Excerpts from an interface dataset:
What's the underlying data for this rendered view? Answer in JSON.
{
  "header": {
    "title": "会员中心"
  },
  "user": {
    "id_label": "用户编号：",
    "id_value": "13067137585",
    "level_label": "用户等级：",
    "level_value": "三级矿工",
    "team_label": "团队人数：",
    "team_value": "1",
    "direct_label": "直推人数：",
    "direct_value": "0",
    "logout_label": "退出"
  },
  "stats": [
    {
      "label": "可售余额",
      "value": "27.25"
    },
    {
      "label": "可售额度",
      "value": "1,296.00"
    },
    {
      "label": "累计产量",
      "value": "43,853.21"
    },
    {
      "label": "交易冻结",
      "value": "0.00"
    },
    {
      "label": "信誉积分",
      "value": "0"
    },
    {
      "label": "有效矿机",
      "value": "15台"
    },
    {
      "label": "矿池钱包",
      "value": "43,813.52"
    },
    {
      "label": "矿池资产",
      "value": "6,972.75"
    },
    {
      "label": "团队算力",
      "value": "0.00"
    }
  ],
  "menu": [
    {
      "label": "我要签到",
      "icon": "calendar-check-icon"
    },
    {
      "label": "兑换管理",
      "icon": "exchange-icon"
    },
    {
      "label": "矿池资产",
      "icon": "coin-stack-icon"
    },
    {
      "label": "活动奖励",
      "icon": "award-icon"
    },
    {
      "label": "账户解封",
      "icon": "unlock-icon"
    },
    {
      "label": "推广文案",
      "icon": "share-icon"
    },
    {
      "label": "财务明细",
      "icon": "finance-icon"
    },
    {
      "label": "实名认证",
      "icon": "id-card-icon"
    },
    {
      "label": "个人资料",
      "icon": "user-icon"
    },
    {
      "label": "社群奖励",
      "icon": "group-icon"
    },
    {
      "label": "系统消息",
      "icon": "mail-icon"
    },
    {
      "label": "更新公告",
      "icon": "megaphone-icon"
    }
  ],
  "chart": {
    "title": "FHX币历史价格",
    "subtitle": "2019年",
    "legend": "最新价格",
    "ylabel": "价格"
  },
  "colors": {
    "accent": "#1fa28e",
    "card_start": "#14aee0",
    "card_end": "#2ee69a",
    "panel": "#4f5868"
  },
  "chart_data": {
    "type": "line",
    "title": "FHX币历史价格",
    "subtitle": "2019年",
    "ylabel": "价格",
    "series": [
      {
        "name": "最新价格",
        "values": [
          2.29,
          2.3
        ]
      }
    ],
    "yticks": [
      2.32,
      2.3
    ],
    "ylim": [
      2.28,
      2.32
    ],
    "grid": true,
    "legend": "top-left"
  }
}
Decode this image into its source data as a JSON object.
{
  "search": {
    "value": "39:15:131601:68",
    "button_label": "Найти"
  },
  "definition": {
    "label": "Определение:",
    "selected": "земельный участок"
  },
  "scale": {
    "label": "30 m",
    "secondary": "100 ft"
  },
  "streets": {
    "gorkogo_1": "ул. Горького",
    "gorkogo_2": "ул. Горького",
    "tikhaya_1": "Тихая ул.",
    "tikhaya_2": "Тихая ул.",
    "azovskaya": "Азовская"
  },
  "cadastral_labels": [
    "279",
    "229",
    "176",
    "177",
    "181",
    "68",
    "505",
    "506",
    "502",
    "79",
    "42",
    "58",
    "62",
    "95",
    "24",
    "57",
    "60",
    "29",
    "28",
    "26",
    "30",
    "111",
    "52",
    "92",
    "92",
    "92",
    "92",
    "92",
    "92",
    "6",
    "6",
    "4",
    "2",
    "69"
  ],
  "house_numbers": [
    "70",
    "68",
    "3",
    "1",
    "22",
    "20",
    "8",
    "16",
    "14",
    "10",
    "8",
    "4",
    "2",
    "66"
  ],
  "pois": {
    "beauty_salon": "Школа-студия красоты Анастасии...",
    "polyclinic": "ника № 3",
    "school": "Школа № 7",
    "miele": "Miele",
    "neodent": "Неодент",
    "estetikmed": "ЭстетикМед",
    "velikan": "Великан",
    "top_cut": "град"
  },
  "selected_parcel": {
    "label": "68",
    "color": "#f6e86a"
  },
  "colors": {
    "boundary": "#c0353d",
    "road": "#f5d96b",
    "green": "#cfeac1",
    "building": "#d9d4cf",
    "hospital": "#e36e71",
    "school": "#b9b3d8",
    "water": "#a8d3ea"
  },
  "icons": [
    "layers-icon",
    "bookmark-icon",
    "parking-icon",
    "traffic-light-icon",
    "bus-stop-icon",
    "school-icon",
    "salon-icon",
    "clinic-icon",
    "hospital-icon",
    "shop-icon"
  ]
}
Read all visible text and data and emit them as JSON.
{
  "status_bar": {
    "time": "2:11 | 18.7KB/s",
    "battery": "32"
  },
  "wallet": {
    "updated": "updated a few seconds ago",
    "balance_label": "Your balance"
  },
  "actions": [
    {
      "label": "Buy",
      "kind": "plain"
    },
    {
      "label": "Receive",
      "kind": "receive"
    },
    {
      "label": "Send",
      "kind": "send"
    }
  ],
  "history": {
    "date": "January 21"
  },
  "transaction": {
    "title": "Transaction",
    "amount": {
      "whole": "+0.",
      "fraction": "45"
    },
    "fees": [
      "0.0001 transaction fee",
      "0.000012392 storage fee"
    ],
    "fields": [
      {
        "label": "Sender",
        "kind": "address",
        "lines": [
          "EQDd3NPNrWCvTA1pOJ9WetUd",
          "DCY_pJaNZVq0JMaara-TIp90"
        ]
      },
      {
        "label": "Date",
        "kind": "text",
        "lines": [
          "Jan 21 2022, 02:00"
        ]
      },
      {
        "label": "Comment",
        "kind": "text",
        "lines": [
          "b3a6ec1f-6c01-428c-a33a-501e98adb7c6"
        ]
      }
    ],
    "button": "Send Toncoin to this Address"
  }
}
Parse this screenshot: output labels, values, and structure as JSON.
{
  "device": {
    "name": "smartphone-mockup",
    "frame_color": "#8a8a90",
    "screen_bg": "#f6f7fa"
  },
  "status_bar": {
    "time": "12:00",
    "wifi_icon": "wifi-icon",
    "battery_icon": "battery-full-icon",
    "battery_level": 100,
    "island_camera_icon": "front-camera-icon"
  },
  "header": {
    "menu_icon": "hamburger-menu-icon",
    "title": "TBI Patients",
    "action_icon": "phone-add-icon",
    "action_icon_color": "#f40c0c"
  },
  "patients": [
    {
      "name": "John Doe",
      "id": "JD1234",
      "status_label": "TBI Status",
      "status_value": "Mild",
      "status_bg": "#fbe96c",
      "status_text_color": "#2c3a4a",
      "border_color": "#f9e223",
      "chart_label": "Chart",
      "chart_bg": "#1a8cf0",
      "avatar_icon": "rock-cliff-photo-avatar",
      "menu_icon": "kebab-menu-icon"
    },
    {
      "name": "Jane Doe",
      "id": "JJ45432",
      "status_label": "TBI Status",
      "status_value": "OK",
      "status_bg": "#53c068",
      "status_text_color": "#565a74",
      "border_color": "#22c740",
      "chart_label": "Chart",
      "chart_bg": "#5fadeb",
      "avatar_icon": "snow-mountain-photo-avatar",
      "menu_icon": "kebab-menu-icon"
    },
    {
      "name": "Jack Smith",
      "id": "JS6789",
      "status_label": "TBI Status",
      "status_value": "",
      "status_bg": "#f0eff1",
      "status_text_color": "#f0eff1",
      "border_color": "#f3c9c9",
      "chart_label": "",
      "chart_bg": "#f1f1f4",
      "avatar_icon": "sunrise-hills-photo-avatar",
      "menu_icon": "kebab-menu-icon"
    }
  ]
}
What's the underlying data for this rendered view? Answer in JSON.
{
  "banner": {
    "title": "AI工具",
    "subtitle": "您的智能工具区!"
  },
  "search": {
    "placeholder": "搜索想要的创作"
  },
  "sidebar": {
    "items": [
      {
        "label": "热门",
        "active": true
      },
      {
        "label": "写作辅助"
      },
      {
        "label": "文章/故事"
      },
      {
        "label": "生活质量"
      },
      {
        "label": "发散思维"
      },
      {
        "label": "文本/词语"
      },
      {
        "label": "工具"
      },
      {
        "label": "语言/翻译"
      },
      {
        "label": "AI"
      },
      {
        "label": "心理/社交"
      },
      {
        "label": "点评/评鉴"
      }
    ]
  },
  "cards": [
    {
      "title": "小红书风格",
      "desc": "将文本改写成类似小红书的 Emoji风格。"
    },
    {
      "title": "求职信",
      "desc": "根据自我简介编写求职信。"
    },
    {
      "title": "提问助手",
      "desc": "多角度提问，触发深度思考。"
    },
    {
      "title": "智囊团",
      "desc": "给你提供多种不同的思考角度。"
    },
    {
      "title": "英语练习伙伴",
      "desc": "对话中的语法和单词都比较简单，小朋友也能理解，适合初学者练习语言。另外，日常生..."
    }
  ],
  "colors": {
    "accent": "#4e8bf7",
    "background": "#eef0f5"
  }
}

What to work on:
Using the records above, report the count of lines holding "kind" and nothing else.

Response:
6